Background and Aims
Floral secretions are common in Bulbophyllum Thouars, and the labella of a number of Asian species are said to produce secretions rich in lipids that act as food rewards for insect pollinators. Although some of these reports are based on simple histochemical tests, a much greater number are anecdotal and, hitherto, neither the ultrastructure of the labellum nor the secretory process has been investigated in detail. Furthermore, sophisticated histochemical approaches have generally not been applied. Here, both the labellar structure and the secretory process are investigated for four species of Asian Bulbophyllum sect.

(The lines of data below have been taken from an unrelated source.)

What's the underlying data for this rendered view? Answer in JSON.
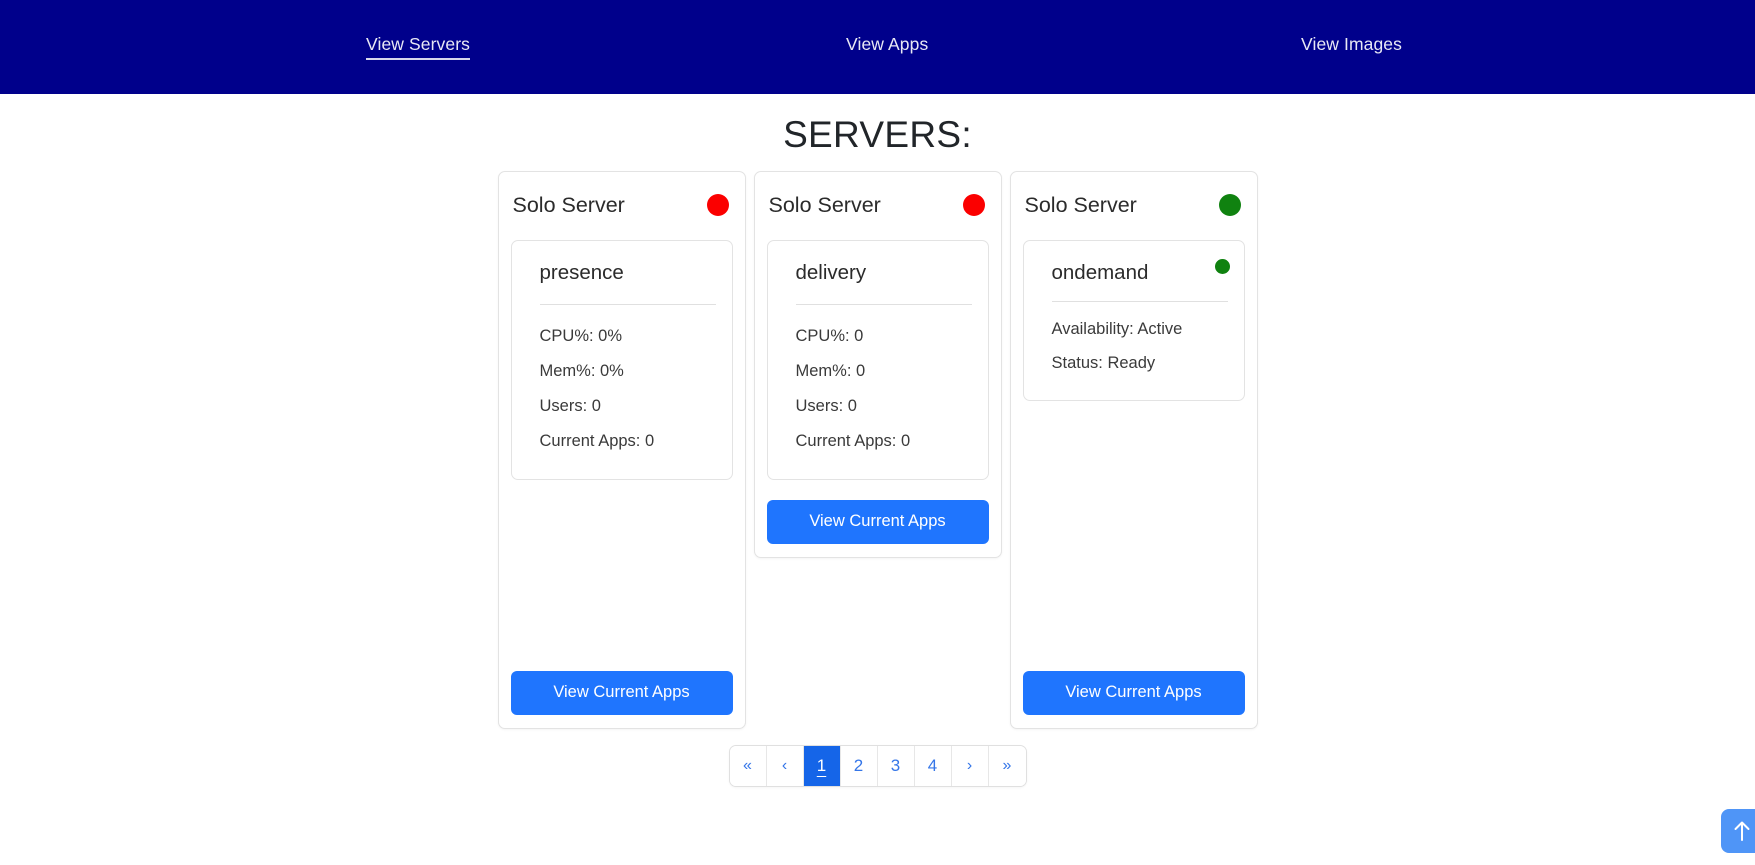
{
  "nav": {
    "links": [
      {
        "label": "View Servers",
        "active": true
      },
      {
        "label": "View Apps",
        "active": false
      },
      {
        "label": "View Images",
        "active": false
      }
    ]
  },
  "page": {
    "title": "SERVERS:"
  },
  "cards": [
    {
      "header_title": "Solo Server",
      "status_color": "#fb0000",
      "status_name": "red",
      "inner": {
        "name": "presence",
        "has_inner_dot": false,
        "stats": [
          "CPU%: 0%",
          "Mem%: 0%",
          "Users: 0",
          "Current Apps: 0"
        ]
      },
      "button_label": "View Current Apps"
    },
    {
      "header_title": "Solo Server",
      "status_color": "#fb0000",
      "status_name": "red",
      "inner": {
        "name": "delivery",
        "has_inner_dot": false,
        "stats": [
          "CPU%: 0",
          "Mem%: 0",
          "Users: 0",
          "Current Apps: 0"
        ]
      },
      "button_label": "View Current Apps"
    },
    {
      "header_title": "Solo Server",
      "status_color": "#108210",
      "status_name": "green",
      "inner": {
        "name": "ondemand",
        "has_inner_dot": true,
        "inner_dot_color": "#108210",
        "stats": [
          "Availability: Active",
          "Status: Ready"
        ]
      },
      "button_label": "View Current Apps"
    }
  ],
  "pagination": {
    "items": [
      {
        "label": "«",
        "type": "first",
        "active": false
      },
      {
        "label": "‹",
        "type": "prev",
        "active": false
      },
      {
        "label": "1",
        "type": "page",
        "active": true
      },
      {
        "label": "2",
        "type": "page",
        "active": false
      },
      {
        "label": "3",
        "type": "page",
        "active": false
      },
      {
        "label": "4",
        "type": "page",
        "active": false
      },
      {
        "label": "›",
        "type": "next",
        "active": false
      },
      {
        "label": "»",
        "type": "last",
        "active": false
      }
    ]
  },
  "scroll_top": {
    "icon": "arrow-up-icon"
  },
  "colors": {
    "navbar": "#00008B",
    "button_blue": "#1f75fe",
    "pagination_active": "#1565e8",
    "status_red": "#fb0000",
    "status_green": "#108210"
  }
}
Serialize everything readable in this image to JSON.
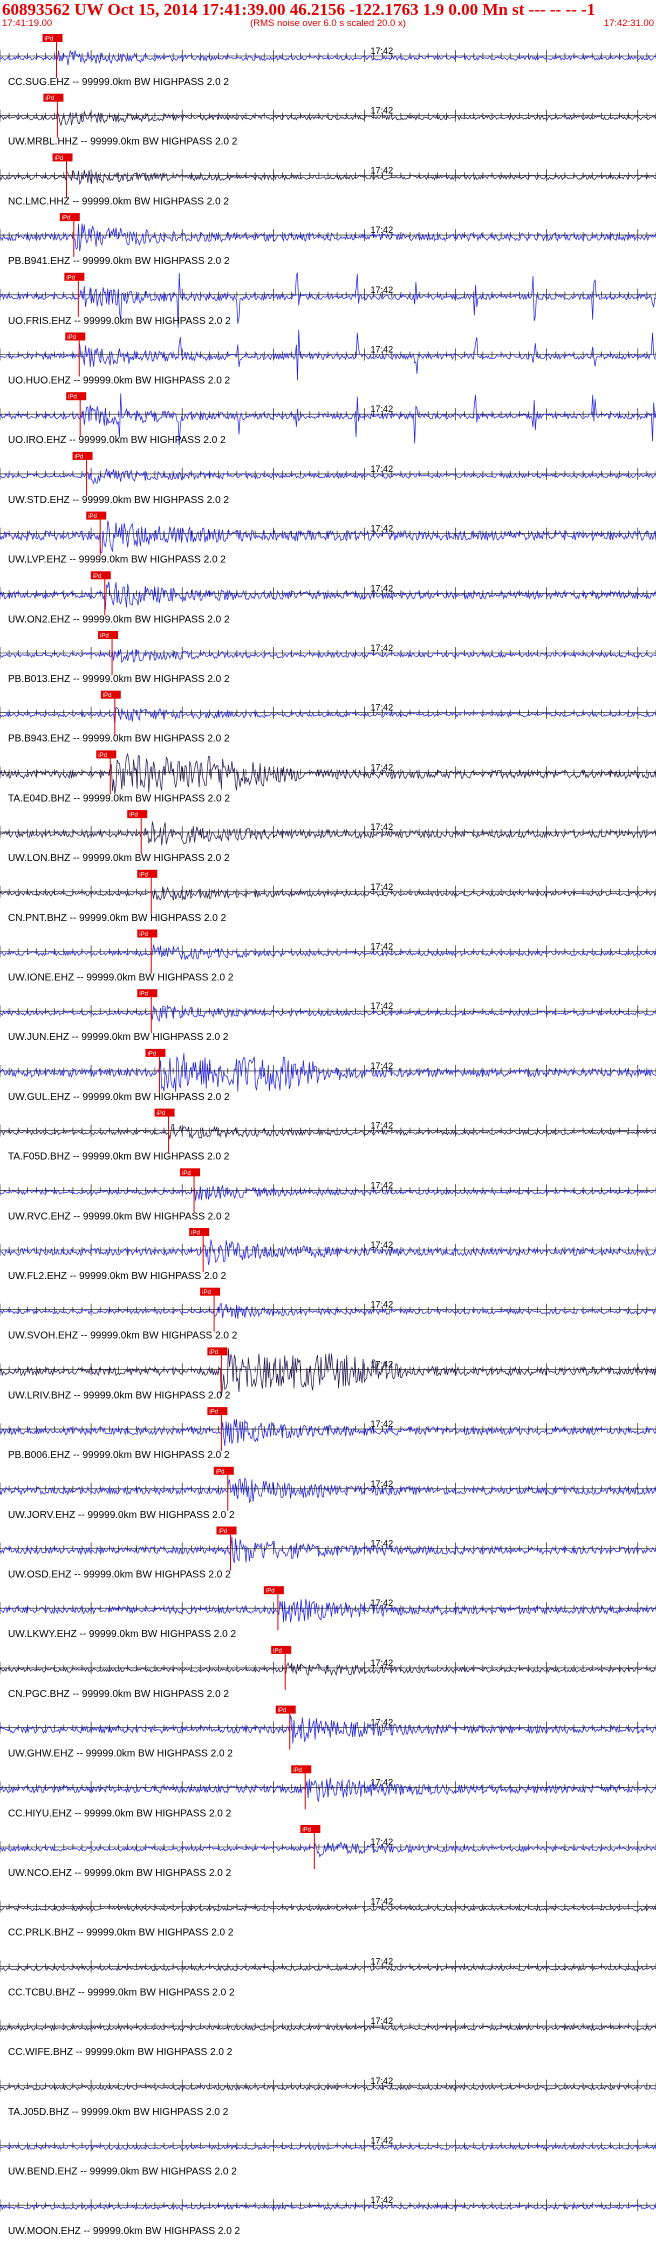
{
  "header": {
    "title": "60893562 UW Oct 15, 2014 17:41:39.00   46.2156 -122.1763  1.9 0.00 Mn st --- -- --  -1",
    "start_time": "17:41:19.00",
    "noise_note": "(RMS noise over 6.0 s scaled 20.0 x)",
    "end_time": "17:42:31.00"
  },
  "colors": {
    "vertical": "#1f1fe6",
    "horizontal": "#24174e",
    "pick": "#e00000",
    "tick": "#000000",
    "label": "#000000"
  },
  "chart_data": {
    "type": "line",
    "x_range": [
      "17:41:19.00",
      "17:42:31.00"
    ],
    "minute_label": "17:42",
    "minute_at_s": 41,
    "pick_label": "iPd",
    "filter": "99999.0km BW  HIGHPASS  2.0  2",
    "traces": [
      {
        "label": "CC.SUG.EHZ -- 99999.0km BW  HIGHPASS  2.0  2",
        "kind": "v",
        "pick_s": 6.2,
        "energy": "low",
        "onset_s": 6.2
      },
      {
        "label": "UW.MRBL.HHZ -- 99999.0km BW  HIGHPASS  2.0  2",
        "kind": "h",
        "pick_s": 6.3,
        "energy": "low",
        "onset_s": 6.3
      },
      {
        "label": "NC.LMC.HHZ -- 99999.0km BW  HIGHPASS  2.0  2",
        "kind": "h",
        "pick_s": 7.3,
        "energy": "low",
        "onset_s": 7.3
      },
      {
        "label": "PB.B941.EHZ -- 99999.0km BW  HIGHPASS  2.0  2",
        "kind": "v",
        "pick_s": 8.1,
        "energy": "mid",
        "onset_s": 8.1
      },
      {
        "label": "UO.FRIS.EHZ -- 99999.0km BW  HIGHPASS  2.0  2",
        "kind": "v",
        "pick_s": 8.6,
        "energy": "spikes",
        "onset_s": 8.6
      },
      {
        "label": "UO.HUO.EHZ -- 99999.0km BW  HIGHPASS  2.0  2",
        "kind": "v",
        "pick_s": 8.7,
        "energy": "spikes",
        "onset_s": 8.7
      },
      {
        "label": "UO.IRO.EHZ -- 99999.0km BW  HIGHPASS  2.0  2",
        "kind": "v",
        "pick_s": 8.8,
        "energy": "spikes",
        "onset_s": 8.8
      },
      {
        "label": "UW.STD.EHZ -- 99999.0km BW  HIGHPASS  2.0  2",
        "kind": "v",
        "pick_s": 9.5,
        "energy": "low",
        "onset_s": 9.5
      },
      {
        "label": "UW.LVP.EHZ -- 99999.0km BW  HIGHPASS  2.0  2",
        "kind": "v",
        "pick_s": 11.0,
        "energy": "noisy",
        "onset_s": 11.0
      },
      {
        "label": "UW.ON2.EHZ -- 99999.0km BW  HIGHPASS  2.0  2",
        "kind": "v",
        "pick_s": 11.5,
        "energy": "mid",
        "onset_s": 11.5
      },
      {
        "label": "PB.B013.EHZ -- 99999.0km BW  HIGHPASS  2.0  2",
        "kind": "v",
        "pick_s": 12.3,
        "energy": "low",
        "onset_s": 12.3
      },
      {
        "label": "PB.B943.EHZ -- 99999.0km BW  HIGHPASS  2.0  2",
        "kind": "v",
        "pick_s": 12.6,
        "energy": "low",
        "onset_s": 12.6
      },
      {
        "label": "TA.E04D.BHZ -- 99999.0km BW  HIGHPASS  2.0  2",
        "kind": "h",
        "pick_s": 12.1,
        "energy": "high",
        "onset_s": 12.1
      },
      {
        "label": "UW.LON.BHZ -- 99999.0km BW  HIGHPASS  2.0  2",
        "kind": "h",
        "pick_s": 15.5,
        "energy": "mid",
        "onset_s": 15.5
      },
      {
        "label": "CN.PNT.BHZ -- 99999.0km BW  HIGHPASS  2.0  2",
        "kind": "h",
        "pick_s": 16.6,
        "energy": "low",
        "onset_s": 16.6
      },
      {
        "label": "UW.IONE.EHZ -- 99999.0km BW  HIGHPASS  2.0  2",
        "kind": "v",
        "pick_s": 16.6,
        "energy": "low",
        "onset_s": 16.6
      },
      {
        "label": "UW.JUN.EHZ -- 99999.0km BW  HIGHPASS  2.0  2",
        "kind": "v",
        "pick_s": 16.6,
        "energy": "low",
        "onset_s": 16.6
      },
      {
        "label": "UW.GUL.EHZ -- 99999.0km BW  HIGHPASS  2.0  2",
        "kind": "v",
        "pick_s": 17.5,
        "energy": "high",
        "onset_s": 17.5
      },
      {
        "label": "TA.F05D.BHZ -- 99999.0km BW  HIGHPASS  2.0  2",
        "kind": "h",
        "pick_s": 18.5,
        "energy": "low",
        "onset_s": 18.5
      },
      {
        "label": "UW.RVC.EHZ -- 99999.0km BW  HIGHPASS  2.0  2",
        "kind": "v",
        "pick_s": 21.3,
        "energy": "low",
        "onset_s": 21.3
      },
      {
        "label": "UW.FL2.EHZ -- 99999.0km BW  HIGHPASS  2.0  2",
        "kind": "v",
        "pick_s": 22.3,
        "energy": "mid",
        "onset_s": 22.3
      },
      {
        "label": "UW.SVOH.EHZ -- 99999.0km BW  HIGHPASS  2.0  2",
        "kind": "v",
        "pick_s": 23.5,
        "energy": "low",
        "onset_s": 23.5
      },
      {
        "label": "UW.LRIV.BHZ -- 99999.0km BW  HIGHPASS  2.0  2",
        "kind": "h",
        "pick_s": 24.3,
        "energy": "high",
        "onset_s": 24.3
      },
      {
        "label": "PB.B006.EHZ -- 99999.0km BW  HIGHPASS  2.0  2",
        "kind": "v",
        "pick_s": 24.3,
        "energy": "mid",
        "onset_s": 24.3
      },
      {
        "label": "UW.JORV.EHZ -- 99999.0km BW  HIGHPASS  2.0  2",
        "kind": "v",
        "pick_s": 25.0,
        "energy": "mid",
        "onset_s": 25.0
      },
      {
        "label": "UW.OSD.EHZ -- 99999.0km BW  HIGHPASS  2.0  2",
        "kind": "v",
        "pick_s": 25.3,
        "energy": "mid",
        "onset_s": 25.3
      },
      {
        "label": "UW.LKWY.EHZ -- 99999.0km BW  HIGHPASS  2.0  2",
        "kind": "v",
        "pick_s": 30.5,
        "energy": "mid",
        "onset_s": 30.5
      },
      {
        "label": "CN.PGC.BHZ -- 99999.0km BW  HIGHPASS  2.0  2",
        "kind": "h",
        "pick_s": 31.3,
        "energy": "low",
        "onset_s": 31.3
      },
      {
        "label": "UW.GHW.EHZ -- 99999.0km BW  HIGHPASS  2.0  2",
        "kind": "v",
        "pick_s": 31.8,
        "energy": "mid",
        "onset_s": 31.8
      },
      {
        "label": "CC.HIYU.EHZ -- 99999.0km BW  HIGHPASS  2.0  2",
        "kind": "v",
        "pick_s": 33.5,
        "energy": "mid",
        "onset_s": 33.5
      },
      {
        "label": "UW.NCO.EHZ -- 99999.0km BW  HIGHPASS  2.0  2",
        "kind": "v",
        "pick_s": 34.5,
        "energy": "low",
        "onset_s": 34.5
      },
      {
        "label": "CC.PRLK.BHZ -- 99999.0km BW  HIGHPASS  2.0  2",
        "kind": "h",
        "pick_s": null,
        "energy": "low",
        "onset_s": null
      },
      {
        "label": "CC.TCBU.BHZ -- 99999.0km BW  HIGHPASS  2.0  2",
        "kind": "h",
        "pick_s": null,
        "energy": "low",
        "onset_s": null
      },
      {
        "label": "CC.WIFE.BHZ -- 99999.0km BW  HIGHPASS  2.0  2",
        "kind": "h",
        "pick_s": null,
        "energy": "low",
        "onset_s": null
      },
      {
        "label": "TA.J05D.BHZ -- 99999.0km BW  HIGHPASS  2.0  2",
        "kind": "h",
        "pick_s": null,
        "energy": "low",
        "onset_s": null
      },
      {
        "label": "UW.BEND.EHZ -- 99999.0km BW  HIGHPASS  2.0  2",
        "kind": "v",
        "pick_s": null,
        "energy": "low",
        "onset_s": null
      },
      {
        "label": "UW.MOON.EHZ -- 99999.0km BW  HIGHPASS  2.0  2",
        "kind": "v",
        "pick_s": null,
        "energy": "low",
        "onset_s": null
      }
    ]
  }
}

Racemosae Benth. & Hook. f., namely Bulbophyllum careyanum (Hook.) Spreng., B. morphologorum Kraenzl., B. orientale Seidenf. and B. wangkaense Seidenf., and compared with those of unequivocal lipid-secreting orchids.
Labellar, secretory tissue was investigated using light microscopy, scanning electron microscopy, transmission electron microscopy and histochemistry.
The adaxial median longitudinal groove of the labellum contained secretory tissue comprising palisade-like epidermal cells, similar to those of certain lipid-secreting Oncidiinae Benth. However, these cells and their secretions gave positive results mainly for protein and mucilage, and their organelle complement was consistent with that of cells involved in protein and mucilage synthesis. Sub-cuticular accumulation of secretion resulted in cuticular distension and blistering. The sub-epidermal layer of isodiametric parenchyma contained starch and, like the epidermal cells, ultrastructure consistent with mucilage synthesis. Lipids were mainly confined to the cuticle, and hardly any intracellular lipid droplets were observed.
It is proposed that mucilage is produced by dictyosomes present in the palisade-like epidermal cells. Mucilage precursors may also be produced by these same organelles in sub-epidermal cells and are thought to pass along the symplast via plasmodesmata into the adjoining palisade-like secretory cells, which contain abundant arrays of rough endoplasmic reticulum. Here, they become chemically modified and form a protein-rich, mucilaginous secretion that, following vesicle-mediated transport across the cytoplasm, traverses the cell wall and accumulates in blisters formed from the distended cuticle. Rupture of these blisters releases the secretion onto the labellar surface. However, in certain species, there is some evidence that the secretion may traverse the cuticle via cuticular pores, and micro-channels may permit the passage of fragrance. Hydrolysis of sub-epidermal starch probably generates the carbohydrate and, together with mitochondria, much of the energy required for the secretory process. This anatomical organization resembles that found in certain lipid-secreting, Neotropical species of Bulbophyllum and Oncidiinae, but since the chemical composition of their secretions is different, and these taxa occur on a separate continent and have different insect pollinators, parallelism of floral anatomy is likely.